### Problem to work on
The expected response is the full listing, retyped exactly, without its images.

### Materials provided
----------------------------------------
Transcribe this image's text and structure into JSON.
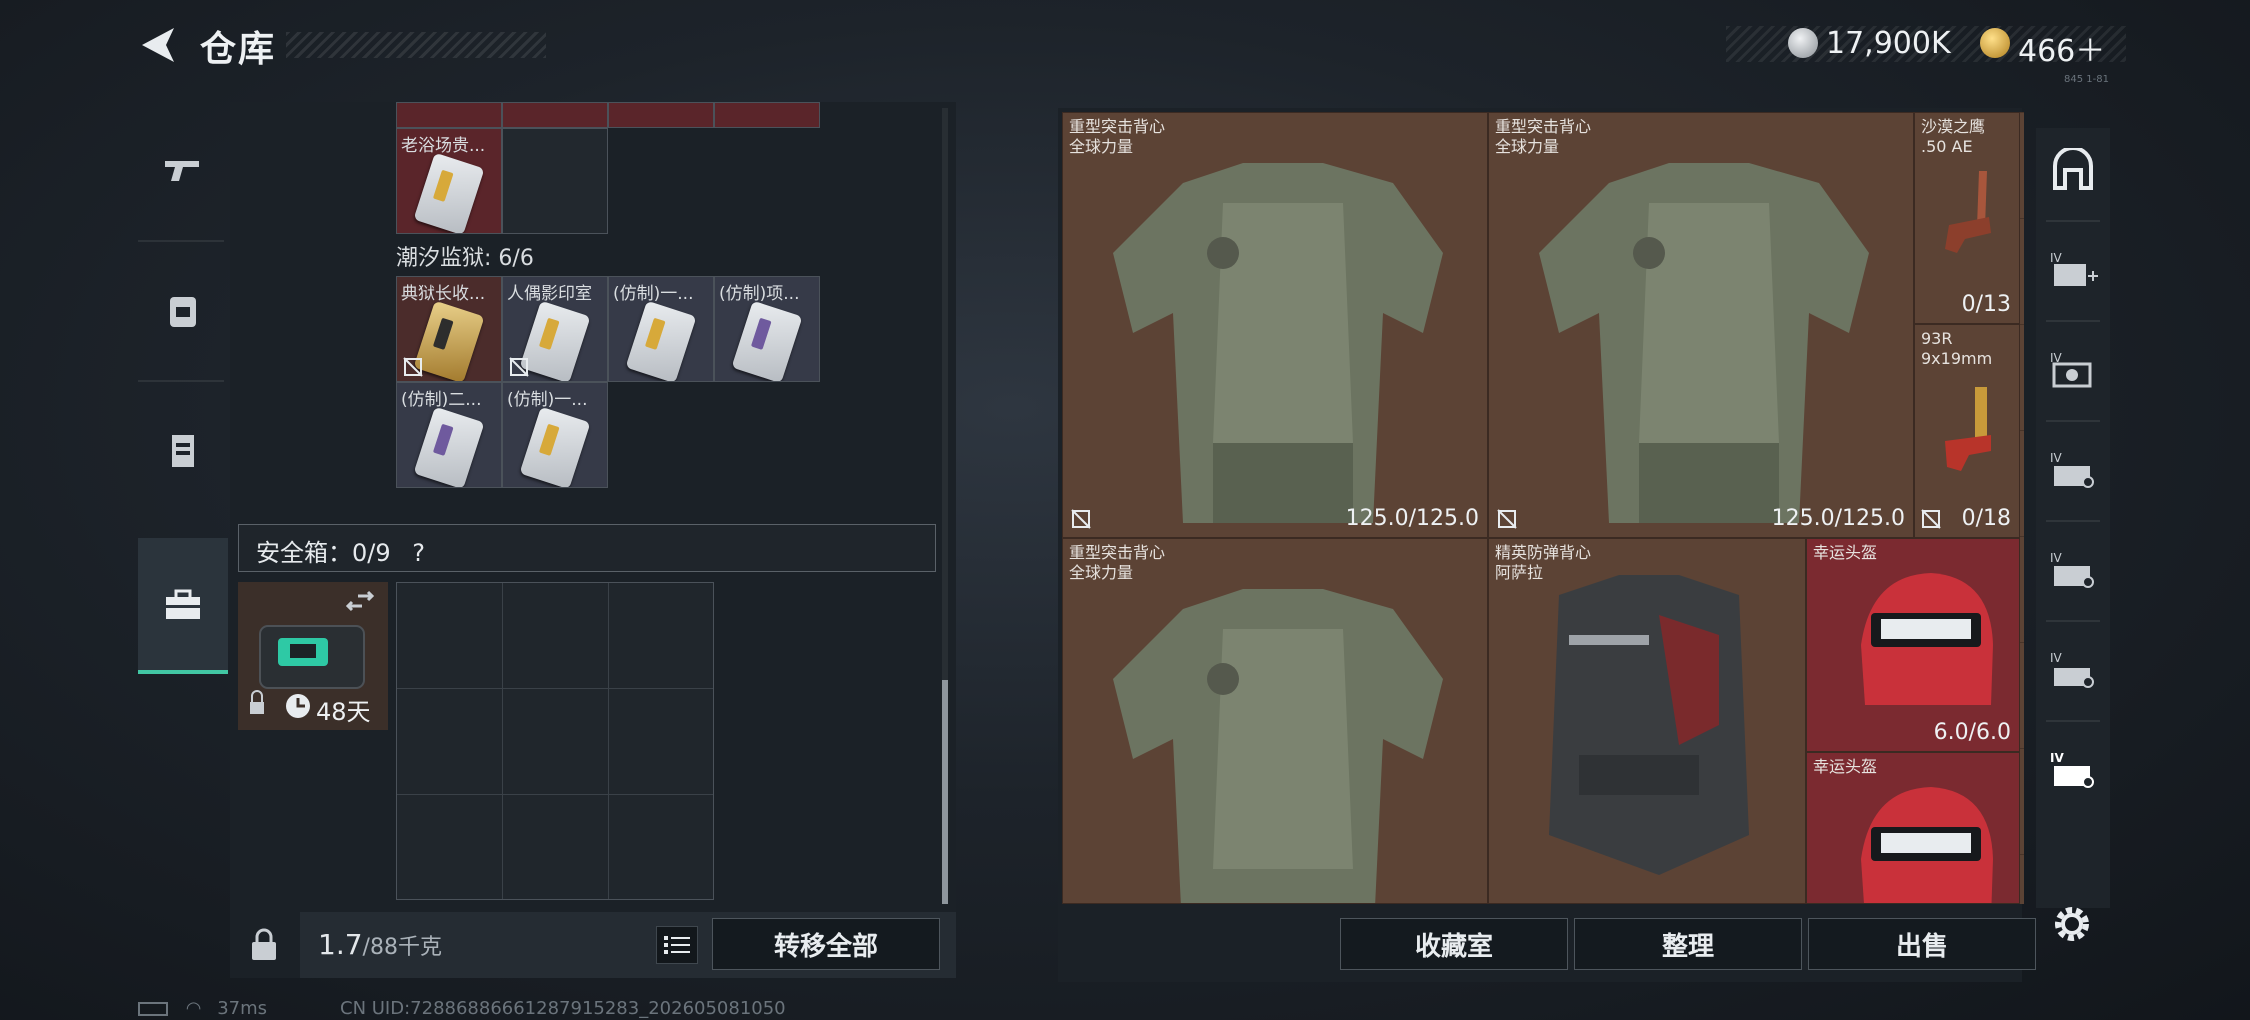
{
  "header": {
    "title": "仓库",
    "version_tag": "845 1-81"
  },
  "currency": [
    {
      "icon": "silver-coin-icon",
      "value": "17,900K"
    },
    {
      "icon": "gold-coin-icon",
      "value": "466＋"
    }
  ],
  "left_rail": [
    "pistol-icon",
    "backpack-icon",
    "vest-icon",
    "toolbox-icon"
  ],
  "inventory": {
    "top_row_item": {
      "label": "老浴场贵..."
    },
    "prison_group": {
      "label": "潮汐监狱: 6/6"
    },
    "prison_items": [
      {
        "label": "典狱长收..."
      },
      {
        "label": "人偶影印室"
      },
      {
        "label": "(仿制)一..."
      },
      {
        "label": "(仿制)项..."
      },
      {
        "label": "(仿制)二..."
      },
      {
        "label": "(仿制)一..."
      }
    ],
    "safe_box": {
      "label": "安全箱：0/9",
      "help": "?",
      "timer": "48天"
    }
  },
  "weight": {
    "value": "1.7",
    "max": "/88千克"
  },
  "buttons": {
    "transfer_all": "转移全部",
    "collection": "收藏室",
    "organize": "整理",
    "sell": "出售"
  },
  "stash_items": [
    {
      "name1": "重型突击背心",
      "name2": "全球力量",
      "durability": "125.0/125.0"
    },
    {
      "name1": "重型突击背心",
      "name2": "全球力量",
      "durability": "125.0/125.0"
    },
    {
      "name1": "沙漠之鹰",
      "name2": ".50 AE",
      "count": "0/13"
    },
    {
      "name1": "93R",
      "name2": "9x19mm",
      "count": "0/18"
    },
    {
      "name1": "重型突击背心",
      "name2": "全球力量"
    },
    {
      "name1": "精英防弹背心",
      "name2": "阿萨拉"
    },
    {
      "name1": "幸运头盔",
      "durability": "6.0/6.0"
    },
    {
      "name1": "幸运头盔"
    }
  ],
  "right_rail": [
    "map-zone-icon",
    "stash-add-icon",
    "stash-camera-icon",
    "stash-case-icon-1",
    "stash-case-icon-2",
    "stash-case-icon-3",
    "stash-case-icon-4"
  ],
  "status": {
    "latency": "37ms",
    "uid": "CN UID:72886886661287915283_202605081050"
  },
  "colors": {
    "accent": "#42c7a4",
    "stash_bg": "#5c4335",
    "red_cell": "#7b2a30"
  }
}
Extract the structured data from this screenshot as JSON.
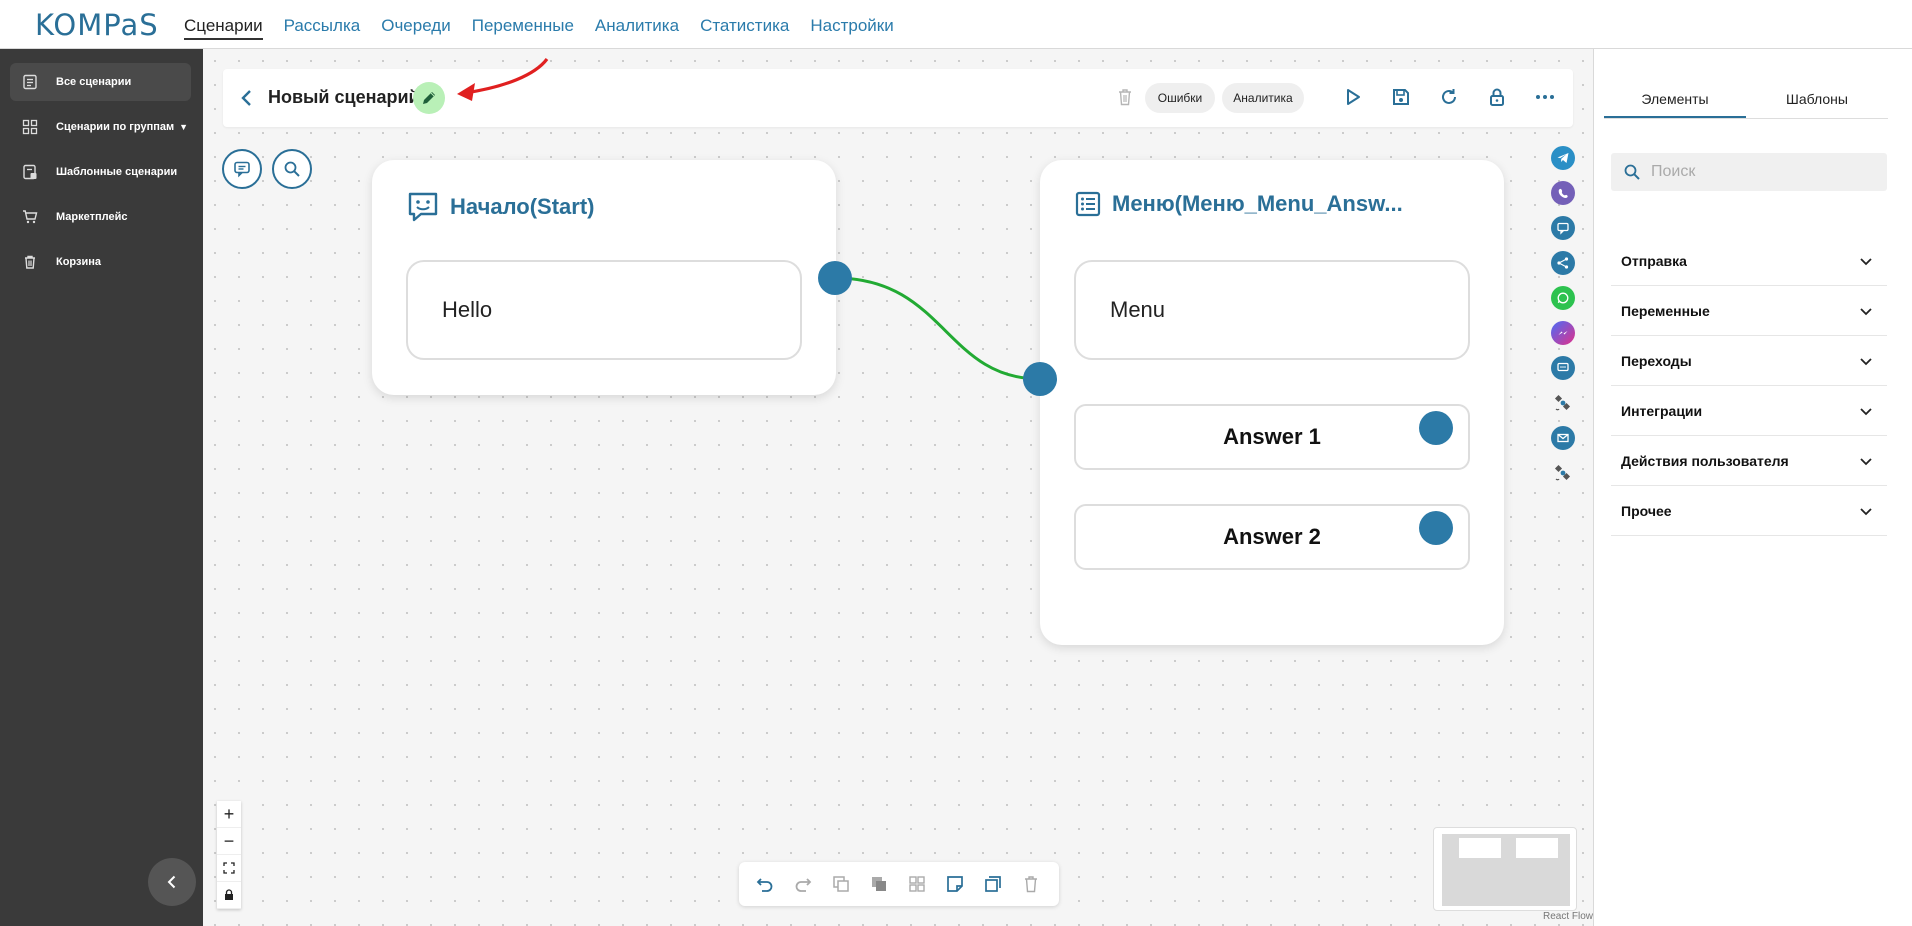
{
  "logo": "KOMPaS",
  "nav": {
    "items": [
      "Сценарии",
      "Рассылка",
      "Очереди",
      "Переменные",
      "Аналитика",
      "Статистика",
      "Настройки"
    ],
    "active_index": 0
  },
  "sidebar": {
    "items": [
      {
        "label": "Все сценарии",
        "icon": "list-icon"
      },
      {
        "label": "Сценарии по группам",
        "icon": "grid-icon"
      },
      {
        "label": "Шаблонные сценарии",
        "icon": "template-icon"
      },
      {
        "label": "Маркетплейс",
        "icon": "cart-icon"
      },
      {
        "label": "Корзина",
        "icon": "trash-icon"
      }
    ]
  },
  "header": {
    "title": "Новый сценарий",
    "errors_label": "Ошибки",
    "analytics_label": "Аналитика"
  },
  "nodes": {
    "start": {
      "title": "Начало(Start)",
      "message": "Hello"
    },
    "menu": {
      "title": "Меню(Меню_Menu_Answ...",
      "message": "Menu",
      "answers": [
        "Answer 1",
        "Answer 2"
      ]
    }
  },
  "canvas": {
    "reactflow_label": "React Flow"
  },
  "right_panel": {
    "tabs": [
      "Элементы",
      "Шаблоны"
    ],
    "search_placeholder": "Поиск",
    "sections": [
      "Отправка",
      "Переменные",
      "Переходы",
      "Интеграции",
      "Действия пользователя",
      "Прочее"
    ]
  },
  "colors": {
    "brand": "#2a6f97",
    "handle": "#2c7aa7",
    "edge": "#22aa33",
    "sidebar_bg": "#3a3a3a",
    "edit_btn": "#b9f0b7"
  }
}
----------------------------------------
### Result below
Transcribe this image's text and structure into JSON.
{
  "header": {
    "title": "仓库",
    "version_tag": "845 1-81"
  },
  "currency": [
    {
      "icon": "silver-coin-icon",
      "value": "17,900K"
    },
    {
      "icon": "gold-coin-icon",
      "value": "466＋"
    }
  ],
  "left_rail": [
    "pistol-icon",
    "backpack-icon",
    "vest-icon",
    "toolbox-icon"
  ],
  "inventory": {
    "top_row_item": {
      "label": "老浴场贵..."
    },
    "prison_group": {
      "label": "潮汐监狱: 6/6"
    },
    "prison_items": [
      {
        "label": "典狱长收..."
      },
      {
        "label": "人偶影印室"
      },
      {
        "label": "(仿制)一..."
      },
      {
        "label": "(仿制)项..."
      },
      {
        "label": "(仿制)二..."
      },
      {
        "label": "(仿制)一..."
      }
    ],
    "safe_box": {
      "label": "安全箱：0/9",
      "help": "?",
      "timer": "48天"
    }
  },
  "weight": {
    "value": "1.7",
    "max": "/88千克"
  },
  "buttons": {
    "transfer_all": "转移全部",
    "collection": "收藏室",
    "organize": "整理",
    "sell": "出售"
  },
  "stash_items": [
    {
      "name1": "重型突击背心",
      "name2": "全球力量",
      "durability": "125.0/125.0"
    },
    {
      "name1": "重型突击背心",
      "name2": "全球力量",
      "durability": "125.0/125.0"
    },
    {
      "name1": "沙漠之鹰",
      "name2": ".50 AE",
      "count": "0/13"
    },
    {
      "name1": "93R",
      "name2": "9x19mm",
      "count": "0/18"
    },
    {
      "name1": "重型突击背心",
      "name2": "全球力量"
    },
    {
      "name1": "精英防弹背心",
      "name2": "阿萨拉"
    },
    {
      "name1": "幸运头盔",
      "durability": "6.0/6.0"
    },
    {
      "name1": "幸运头盔"
    }
  ],
  "right_rail": [
    "map-zone-icon",
    "stash-add-icon",
    "stash-camera-icon",
    "stash-case-icon-1",
    "stash-case-icon-2",
    "stash-case-icon-3",
    "stash-case-icon-4"
  ],
  "status": {
    "latency": "37ms",
    "uid": "CN UID:72886886661287915283_202605081050"
  },
  "colors": {
    "accent": "#42c7a4",
    "stash_bg": "#5c4335",
    "red_cell": "#7b2a30"
  }
}
Extract the structured data from this screenshot as JSON.
{
  "logo": "KOMPaS",
  "nav": {
    "items": [
      "Сценарии",
      "Рассылка",
      "Очереди",
      "Переменные",
      "Аналитика",
      "Статистика",
      "Настройки"
    ],
    "active_index": 0
  },
  "sidebar": {
    "items": [
      {
        "label": "Все сценарии",
        "icon": "list-icon"
      },
      {
        "label": "Сценарии по группам",
        "icon": "grid-icon"
      },
      {
        "label": "Шаблонные сценарии",
        "icon": "template-icon"
      },
      {
        "label": "Маркетплейс",
        "icon": "cart-icon"
      },
      {
        "label": "Корзина",
        "icon": "trash-icon"
      }
    ]
  },
  "header": {
    "title": "Новый сценарий",
    "errors_label": "Ошибки",
    "analytics_label": "Аналитика"
  },
  "nodes": {
    "start": {
      "title": "Начало(Start)",
      "message": "Hello"
    },
    "menu": {
      "title": "Меню(Меню_Menu_Answ...",
      "message": "Menu",
      "answers": [
        "Answer 1",
        "Answer 2"
      ]
    }
  },
  "canvas": {
    "reactflow_label": "React Flow"
  },
  "right_panel": {
    "tabs": [
      "Элементы",
      "Шаблоны"
    ],
    "search_placeholder": "Поиск",
    "sections": [
      "Отправка",
      "Переменные",
      "Переходы",
      "Интеграции",
      "Действия пользователя",
      "Прочее"
    ]
  },
  "colors": {
    "brand": "#2a6f97",
    "handle": "#2c7aa7",
    "edge": "#22aa33",
    "sidebar_bg": "#3a3a3a",
    "edit_btn": "#b9f0b7"
  }
}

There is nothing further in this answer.